“You came back.” Shusuke’s voice came out of the dark, and Shusuke himself appeared a moment later. “You’re the first one who’s ever come back, Tezuka.”
“I know,” said Tezuka.
“You heard about me,” said Shusuke. He stayed two feet or so away, as though there was still a barrier between them. “You know what I am.”
Shusuke cocked his head to the side inquisitively. “And?”
Because Shusuke would not come closer, Tezuka closed the distance between them himself. He heard Shusuke’s sharp intake of breath. Tezuka was near enough that he could see the color of Shusuke’s hair, light brown, almost honey-colored. He thought that he could see the colors of Shusuke’s clothing, but those flickered and vanished when he focused on them, so he focused on Shusuke’s eyes instead. “One life,” said Tezuka steadily. “That’s what is given when you’re seen.”
“I foretell the lives given. I don’t cause them,” Shusuke returned.
“But there only needs to be one given, once you've foretold it.”
“Yes,” said Shusuke. “That’s true.”

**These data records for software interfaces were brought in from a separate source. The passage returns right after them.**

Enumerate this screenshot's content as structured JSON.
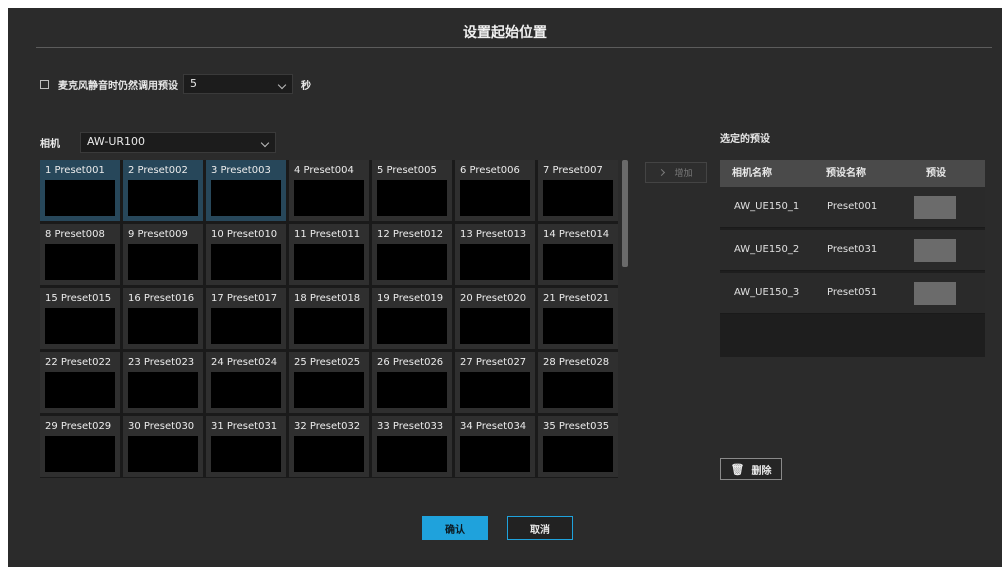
{
  "dialog": {
    "title": "设置起始位置"
  },
  "mute": {
    "label": "麦克风静音时仍然调用预设",
    "value": "5",
    "unit": "秒"
  },
  "camera": {
    "label": "相机",
    "value": "AW-UR100"
  },
  "presets": [
    "1 Preset001",
    "2 Preset002",
    "3 Preset003",
    "4 Preset004",
    "5 Preset005",
    "6 Preset006",
    "7 Preset007",
    "8 Preset008",
    "9 Preset009",
    "10 Preset010",
    "11 Preset011",
    "12 Preset012",
    "13 Preset013",
    "14 Preset014",
    "15 Preset015",
    "16 Preset016",
    "17 Preset017",
    "18 Preset018",
    "19 Preset019",
    "20 Preset020",
    "21 Preset021",
    "22 Preset022",
    "23 Preset023",
    "24 Preset024",
    "25 Preset025",
    "26 Preset026",
    "27 Preset027",
    "28 Preset028",
    "29 Preset029",
    "30 Preset030",
    "31 Preset031",
    "32 Preset032",
    "33 Preset033",
    "34 Preset034",
    "35 Preset035"
  ],
  "add_button": {
    "label": "增加"
  },
  "selected": {
    "title": "选定的预设",
    "headers": {
      "camera": "相机名称",
      "preset_name": "预设名称",
      "preset": "预设"
    },
    "rows": [
      {
        "camera": "AW_UE150_1",
        "preset": "Preset001"
      },
      {
        "camera": "AW_UE150_2",
        "preset": "Preset031"
      },
      {
        "camera": "AW_UE150_3",
        "preset": "Preset051"
      }
    ]
  },
  "delete_button": {
    "label": "删除"
  },
  "footer": {
    "ok": "确认",
    "cancel": "取消"
  },
  "colors": {
    "accent": "#1fa2dc",
    "selected_cell": "#27475a",
    "background": "#2b2b2b"
  }
}
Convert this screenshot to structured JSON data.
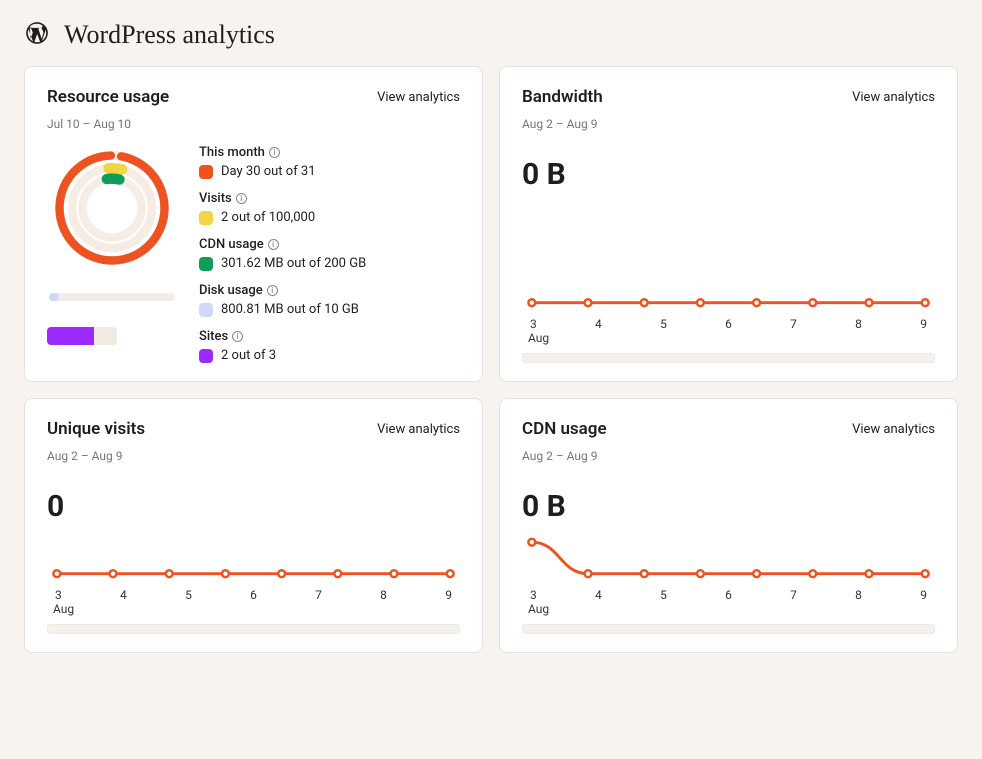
{
  "page_title": "WordPress analytics",
  "view_analytics_label": "View analytics",
  "resource": {
    "title": "Resource usage",
    "range": "Jul 10 – Aug 10",
    "this_month": {
      "label": "This month",
      "chip": "#ed5221",
      "value": "Day 30 out of 31"
    },
    "visits": {
      "label": "Visits",
      "chip": "#f2d545",
      "value": "2 out of 100,000"
    },
    "cdn": {
      "label": "CDN usage",
      "chip": "#0f9d58",
      "value": "301.62 MB out of 200 GB"
    },
    "disk": {
      "label": "Disk usage",
      "chip": "#cfd9f7",
      "value": "800.81 MB out of 10 GB"
    },
    "sites": {
      "label": "Sites",
      "chip": "#9b2bff",
      "value": "2 out of 3"
    }
  },
  "bandwidth": {
    "title": "Bandwidth",
    "range": "Aug 2 – Aug 9",
    "stat": "0 B"
  },
  "unique": {
    "title": "Unique visits",
    "range": "Aug 2 – Aug 9",
    "stat": "0"
  },
  "cdn": {
    "title": "CDN usage",
    "range": "Aug 2 – Aug 9",
    "stat": "0 B"
  },
  "chart_data": {
    "resource_gauges": {
      "type": "radial-gauge",
      "items": [
        {
          "name": "This month",
          "value": 30,
          "max": 31,
          "color": "#ed5221"
        },
        {
          "name": "Visits",
          "value": 2,
          "max": 100000,
          "color": "#f2d545"
        },
        {
          "name": "CDN usage (MB)",
          "value": 301.62,
          "max": 204800,
          "color": "#0f9d58"
        },
        {
          "name": "Disk usage (MB)",
          "value": 800.81,
          "max": 10240,
          "color": "#cfd9f7"
        },
        {
          "name": "Sites",
          "value": 2,
          "max": 3,
          "color": "#9b2bff"
        }
      ]
    },
    "bandwidth": {
      "type": "line",
      "title": "Bandwidth",
      "xlabel": "Aug",
      "ylabel": "",
      "x": [
        2,
        3,
        4,
        5,
        6,
        7,
        8,
        9
      ],
      "y": [
        0,
        0,
        0,
        0,
        0,
        0,
        0,
        0
      ],
      "ylim": [
        0,
        1
      ]
    },
    "unique_visits": {
      "type": "line",
      "title": "Unique visits",
      "xlabel": "Aug",
      "ylabel": "",
      "x": [
        2,
        3,
        4,
        5,
        6,
        7,
        8,
        9
      ],
      "y": [
        0,
        0,
        0,
        0,
        0,
        0,
        0,
        0
      ],
      "ylim": [
        0,
        1
      ]
    },
    "cdn_usage": {
      "type": "line",
      "title": "CDN usage",
      "xlabel": "Aug",
      "ylabel": "",
      "x": [
        2,
        3,
        4,
        5,
        6,
        7,
        8,
        9
      ],
      "y": [
        40,
        0,
        0,
        0,
        0,
        0,
        0,
        0
      ],
      "ylim": [
        0,
        50
      ]
    },
    "axis_ticks": [
      "3",
      "4",
      "5",
      "6",
      "7",
      "8",
      "9"
    ],
    "axis_month": "Aug"
  }
}
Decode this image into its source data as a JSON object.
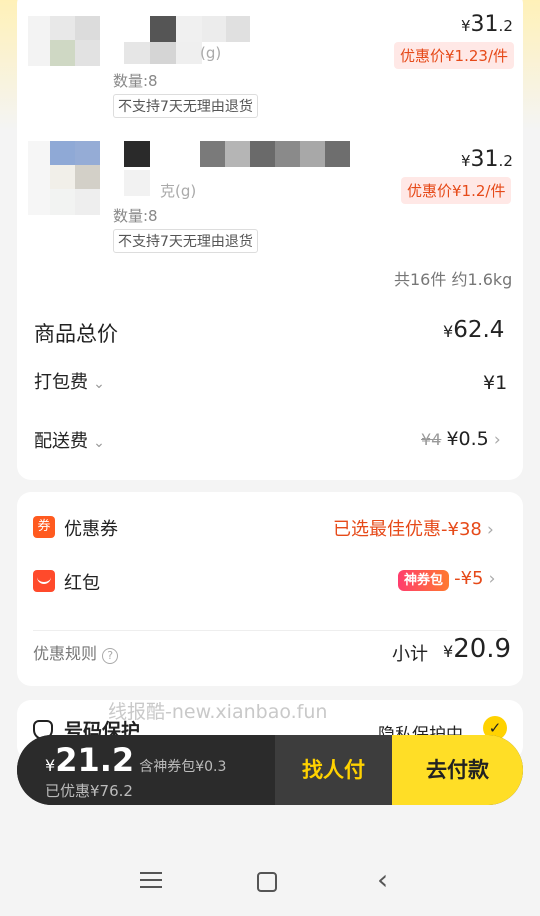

“Then take the only one that belongs to me.” Tezuka leaned down swiftly and kissed Shusuke, kissed death, and found death to be surprisingly warm and welcoming. Somewhere close, much closer than it should have been, Oishi’s eyes widened, Eiji cried out, and Oishi braked hard enough and fast enough to save them from the semitrailer that would probably have crushed one or both of them along with the car. They’d both been more concerned than Tezuka would have thought, and they’d gone out, combing the streets to find him. They sat there for a long time, breathless and afraid, holding hands tightly in the space between the front streets.
Eiji thought of the ghost stories his students had told him and stared into the darkness outside of the car. Oishi glanced in the rear view mirror time and again, because he was almost certain that he’d seen something in them just before their narrow miss. Red eyes, or perhaps blue, he couldn’t say, which was ridiculous, because the two were the farthest things from each other. Eiji didn’t laugh later when Oishi told him, when they were curled up in bed together hoping that the phone would ring and it would be Tezuka, telling them why he’d left so abruptly.
Tezuka drew back, still cradling Shusuke’s face gently in his hands. “Will you accept?”
“Mm.” Shusuke reached up to touch Tezuka’s lips delicately with a finger, his touch so soft that it felt like a butterfly landing. The scent of jasmine was in the air again. Shusuke smiled slowly, sweetly. “How could I possibly refuse?”
Colors flared around them, bright and unbleached by the dark night. Tezuka didn’t notice them. He was too busy covering Shusuke’s mouth with his own again, feeling Shusuke warm and solid in his arms, embracing death as Gershwin’s Rhapsody in Blue played on the radio, the sound of it clear and pure.
No one ever did find Tezuka, though they found his car, abandoned and out of fuel, without a scratch on it. There was nothing to suggest foul play, or even to suggest that he might have been hurt. There were footprints leading away from the car, but they stopped abruptly five feet away, and there were none leading back.
And the children never spoke of seeing the ghost of the crossroads again.